EXERCISE
Below are entries to return in full. Keep each one exact.

Entries from a dataset of interfaces
%%

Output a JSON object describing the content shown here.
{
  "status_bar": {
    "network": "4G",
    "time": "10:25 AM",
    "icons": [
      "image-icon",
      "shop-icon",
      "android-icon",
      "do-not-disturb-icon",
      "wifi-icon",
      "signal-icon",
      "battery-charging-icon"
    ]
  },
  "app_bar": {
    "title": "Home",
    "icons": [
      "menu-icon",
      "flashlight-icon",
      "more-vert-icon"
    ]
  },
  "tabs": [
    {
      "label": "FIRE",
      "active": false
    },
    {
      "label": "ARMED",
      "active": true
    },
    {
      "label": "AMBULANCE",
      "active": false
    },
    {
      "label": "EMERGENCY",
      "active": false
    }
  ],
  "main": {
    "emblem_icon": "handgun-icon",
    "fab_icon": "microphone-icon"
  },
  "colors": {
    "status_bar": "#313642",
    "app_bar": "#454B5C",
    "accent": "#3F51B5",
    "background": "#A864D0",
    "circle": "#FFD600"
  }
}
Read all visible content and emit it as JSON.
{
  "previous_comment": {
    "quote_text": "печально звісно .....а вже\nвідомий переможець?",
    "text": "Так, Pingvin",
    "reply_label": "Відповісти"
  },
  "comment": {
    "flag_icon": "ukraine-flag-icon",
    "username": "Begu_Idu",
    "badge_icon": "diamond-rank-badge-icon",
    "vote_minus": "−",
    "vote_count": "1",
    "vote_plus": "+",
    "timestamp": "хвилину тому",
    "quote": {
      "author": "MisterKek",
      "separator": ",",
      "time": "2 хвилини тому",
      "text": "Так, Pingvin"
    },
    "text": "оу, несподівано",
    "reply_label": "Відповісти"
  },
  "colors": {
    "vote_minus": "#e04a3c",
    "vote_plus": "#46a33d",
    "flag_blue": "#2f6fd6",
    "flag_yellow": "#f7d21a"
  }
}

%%

SOLUTION TO THE EXERCISE
Output a JSON object describing the content shown here.
{
  "status_bar": {
    "network": "4G",
    "time": "10:25 AM",
    "icons": [
      "image-icon",
      "shop-icon",
      "android-icon",
      "do-not-disturb-icon",
      "wifi-icon",
      "signal-icon",
      "battery-charging-icon"
    ]
  },
  "app_bar": {
    "title": "Home",
    "icons": [
      "menu-icon",
      "flashlight-icon",
      "more-vert-icon"
    ]
  },
  "tabs": [
    {
      "label": "FIRE",
      "active": false
    },
    {
      "label": "ARMED",
      "active": true
    },
    {
      "label": "AMBULANCE",
      "active": false
    },
    {
      "label": "EMERGENCY",
      "active": false
    }
  ],
  "main": {
    "emblem_icon": "handgun-icon",
    "fab_icon": "microphone-icon"
  },
  "colors": {
    "status_bar": "#313642",
    "app_bar": "#454B5C",
    "accent": "#3F51B5",
    "background": "#A864D0",
    "circle": "#FFD600"
  }
}
Read all visible content and emit it as JSON.
{
  "previous_comment": {
    "quote_text": "печально звісно .....а вже\nвідомий переможець?",
    "text": "Так, Pingvin",
    "reply_label": "Відповісти"
  },
  "comment": {
    "flag_icon": "ukraine-flag-icon",
    "username": "Begu_Idu",
    "badge_icon": "diamond-rank-badge-icon",
    "vote_minus": "−",
    "vote_count": "1",
    "vote_plus": "+",
    "timestamp": "хвилину тому",
    "quote": {
      "author": "MisterKek",
      "separator": ",",
      "time": "2 хвилини тому",
      "text": "Так, Pingvin"
    },
    "text": "оу, несподівано",
    "reply_label": "Відповісти"
  },
  "colors": {
    "vote_minus": "#e04a3c",
    "vote_plus": "#46a33d",
    "flag_blue": "#2f6fd6",
    "flag_yellow": "#f7d21a"
  }
}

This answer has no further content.